BEGIN Data provided

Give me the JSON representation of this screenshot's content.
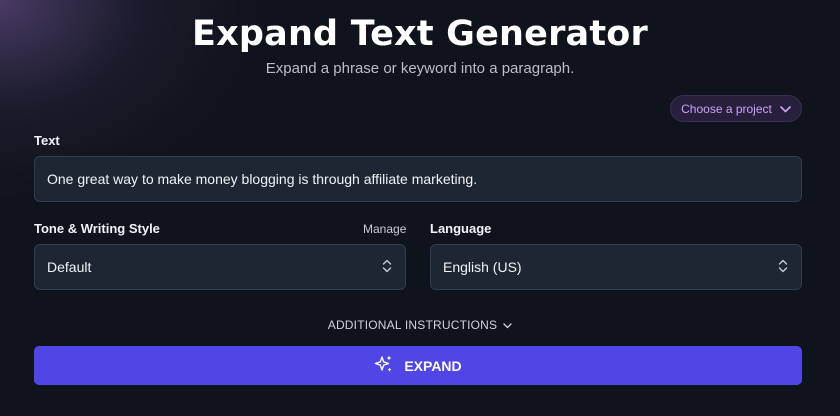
{
  "header": {
    "title": "Expand Text Generator",
    "subtitle": "Expand a phrase or keyword into a paragraph."
  },
  "project": {
    "label": "Choose a project",
    "icon": "chevron-down-icon"
  },
  "text_field": {
    "label": "Text",
    "value": "One great way to make money blogging is through affiliate marketing."
  },
  "tone": {
    "label": "Tone & Writing Style",
    "manage_label": "Manage",
    "value": "Default",
    "icon": "updown-arrows-icon"
  },
  "language": {
    "label": "Language",
    "value": "English (US)",
    "icon": "updown-arrows-icon"
  },
  "additional_instructions": {
    "label": "ADDITIONAL INSTRUCTIONS",
    "icon": "chevron-down-icon"
  },
  "expand_button": {
    "label": "EXPAND",
    "icon": "sparkles-icon",
    "color": "#4f46e5"
  },
  "colors": {
    "background": "#0f131b",
    "field": "#1e2633",
    "accent": "#4f46e5",
    "project_text": "#c9a6f5"
  }
}
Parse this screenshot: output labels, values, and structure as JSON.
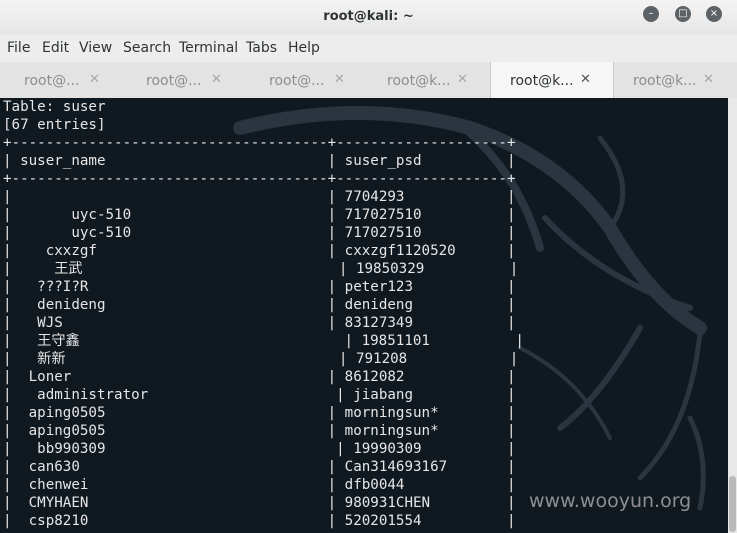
{
  "window": {
    "title": "root@kali: ~"
  },
  "menu": [
    "File",
    "Edit",
    "View",
    "Search",
    "Terminal",
    "Tabs",
    "Help"
  ],
  "tabs": [
    {
      "label": "root@...",
      "active": false
    },
    {
      "label": "root@...",
      "active": false
    },
    {
      "label": "root@...",
      "active": false
    },
    {
      "label": "root@k...",
      "active": false
    },
    {
      "label": "root@k...",
      "active": true
    },
    {
      "label": "root@k...",
      "active": false
    }
  ],
  "terminal": {
    "lines": [
      "Table: suser",
      "[67 entries]",
      "+-------------------------------------+--------------------+",
      "| suser_name                          | suser_psd          |",
      "+-------------------------------------+--------------------+",
      "|                                     | 7704293            |",
      "|       uyc-510                       | 717027510          |",
      "|       uyc-510                       | 717027510          |",
      "|    cxxzgf                           | cxxzgf1120520      |",
      "|     王武                              | 19850329          |",
      "|   ???I?R                            | peter123           |",
      "|   denideng                          | denideng           |",
      "|   WJS                               | 83127349           |",
      "|   王守鑫                               | 19851101          |",
      "|   新新                                | 791208            |",
      "|  Loner                              | 8612082            |",
      "|   administrator                      | jiabang           |",
      "|  aping0505                          | morningsun*        |",
      "|  aping0505                          | morningsun*        |",
      "|   bb990309                           | 19990309          |",
      "|  can630                             | Can314693167       |",
      "|  chenwei                            | dfb0044            |",
      "|  CMYHAEN                            | 980931CHEN         |",
      "|  csp8210                            | 520201554          |"
    ]
  },
  "watermark": "www.wooyun.org"
}
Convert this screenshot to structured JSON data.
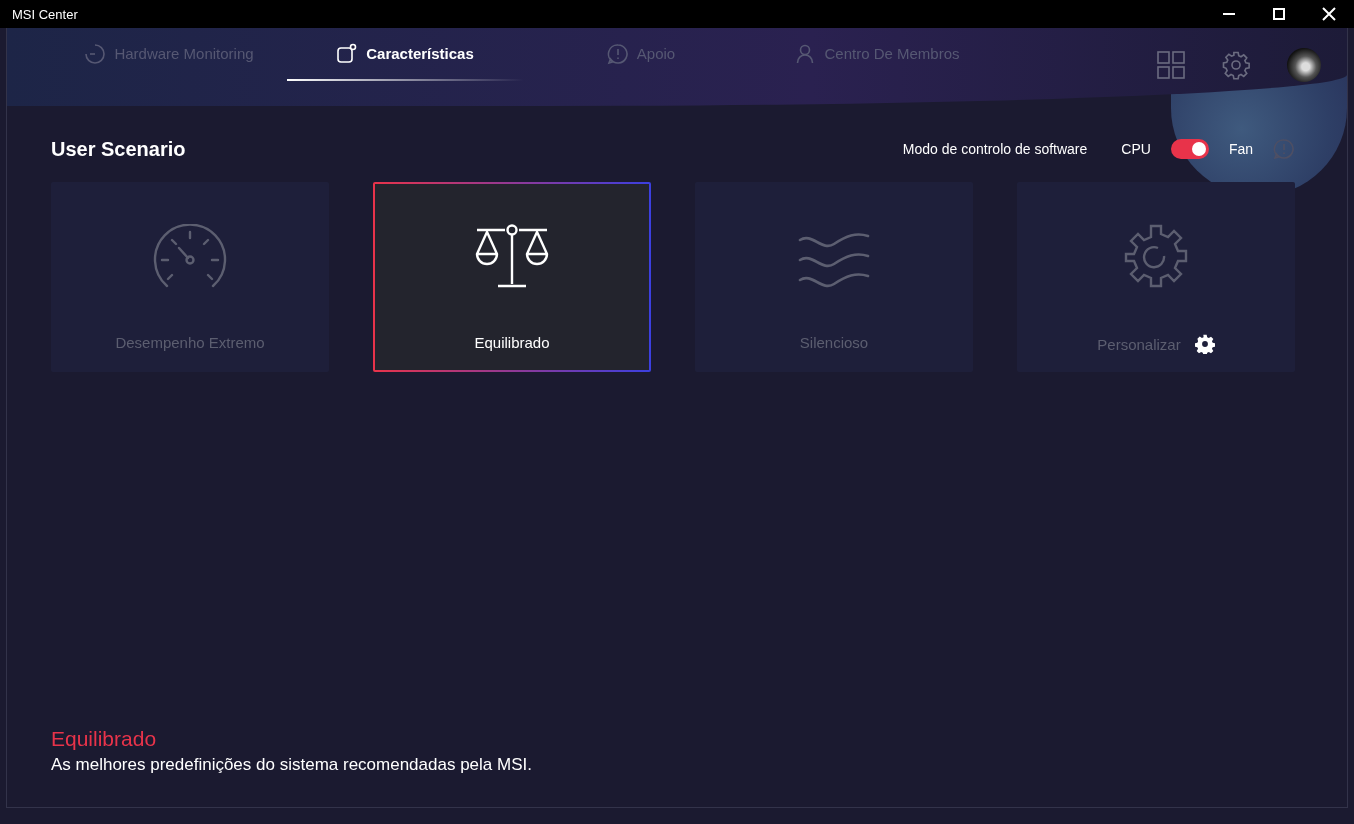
{
  "window": {
    "title": "MSI Center"
  },
  "tabs": [
    {
      "label": "Hardware Monitoring",
      "kind": "monitor",
      "selected": false
    },
    {
      "label": "Características",
      "kind": "features",
      "selected": true
    },
    {
      "label": "Apoio",
      "kind": "support",
      "selected": false
    },
    {
      "label": "Centro De Membros",
      "kind": "member",
      "selected": false
    }
  ],
  "page": {
    "title": "User Scenario",
    "control_mode": {
      "label": "Modo de controlo de software",
      "left": "CPU",
      "right": "Fan",
      "on": true
    }
  },
  "scenarios": [
    {
      "label": "Desempenho Extremo",
      "kind": "gauge",
      "selected": false,
      "settings": false
    },
    {
      "label": "Equilibrado",
      "kind": "scale",
      "selected": true,
      "settings": false
    },
    {
      "label": "Silencioso",
      "kind": "waves",
      "selected": false,
      "settings": false
    },
    {
      "label": "Personalizar",
      "kind": "gear",
      "selected": false,
      "settings": true
    }
  ],
  "description": {
    "title": "Equilibrado",
    "text": "As melhores predefinições do sistema recomendadas pela MSI."
  }
}
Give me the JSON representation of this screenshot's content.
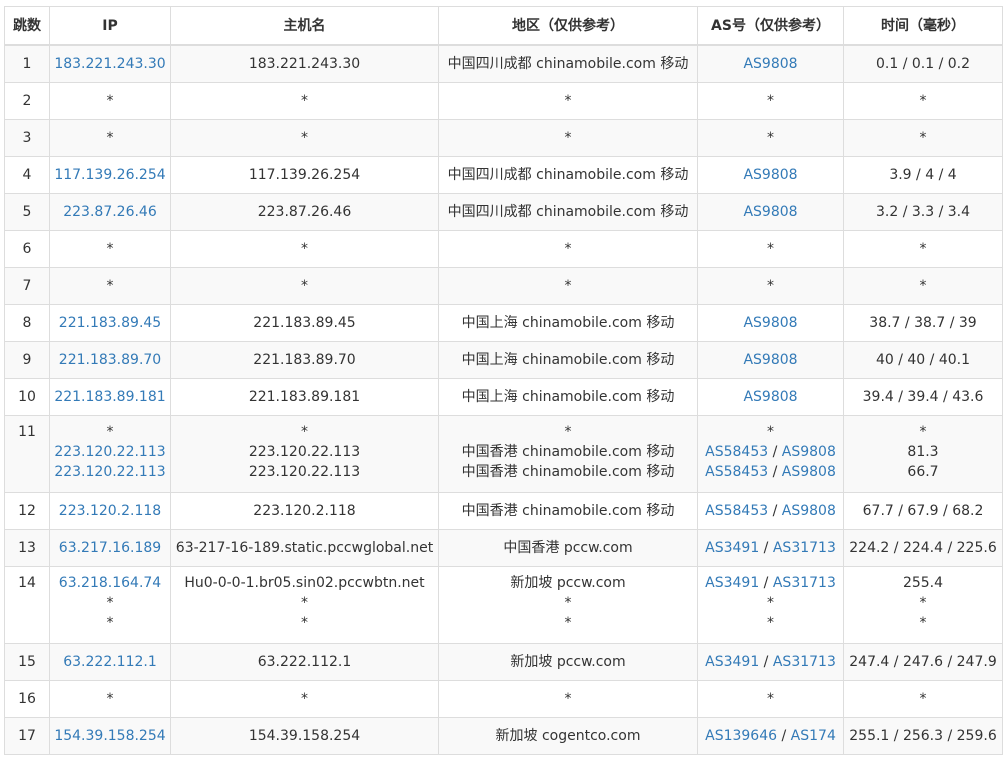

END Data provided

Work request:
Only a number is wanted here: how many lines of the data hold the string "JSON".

Your response:
4